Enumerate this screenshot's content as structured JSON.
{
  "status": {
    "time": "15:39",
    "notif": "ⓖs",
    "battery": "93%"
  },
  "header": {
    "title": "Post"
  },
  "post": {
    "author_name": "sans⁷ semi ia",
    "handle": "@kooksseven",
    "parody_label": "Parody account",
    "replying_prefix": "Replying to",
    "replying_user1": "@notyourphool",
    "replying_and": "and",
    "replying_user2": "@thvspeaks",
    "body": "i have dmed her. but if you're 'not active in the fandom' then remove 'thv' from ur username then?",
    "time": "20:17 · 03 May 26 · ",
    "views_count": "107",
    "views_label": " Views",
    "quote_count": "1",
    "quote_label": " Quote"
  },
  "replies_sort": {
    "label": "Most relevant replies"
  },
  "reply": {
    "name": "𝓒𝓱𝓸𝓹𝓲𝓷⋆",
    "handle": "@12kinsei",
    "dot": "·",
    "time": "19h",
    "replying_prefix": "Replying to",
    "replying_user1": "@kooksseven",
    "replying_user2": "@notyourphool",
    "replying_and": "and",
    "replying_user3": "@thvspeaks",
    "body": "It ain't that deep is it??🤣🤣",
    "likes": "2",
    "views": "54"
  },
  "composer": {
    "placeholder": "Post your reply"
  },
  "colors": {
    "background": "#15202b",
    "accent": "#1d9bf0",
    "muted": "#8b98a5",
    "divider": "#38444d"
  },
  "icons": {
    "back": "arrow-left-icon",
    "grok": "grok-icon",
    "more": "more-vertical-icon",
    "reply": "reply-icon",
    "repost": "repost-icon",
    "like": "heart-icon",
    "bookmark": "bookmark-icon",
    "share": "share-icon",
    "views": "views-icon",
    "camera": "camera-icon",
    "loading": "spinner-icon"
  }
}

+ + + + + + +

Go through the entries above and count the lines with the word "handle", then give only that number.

2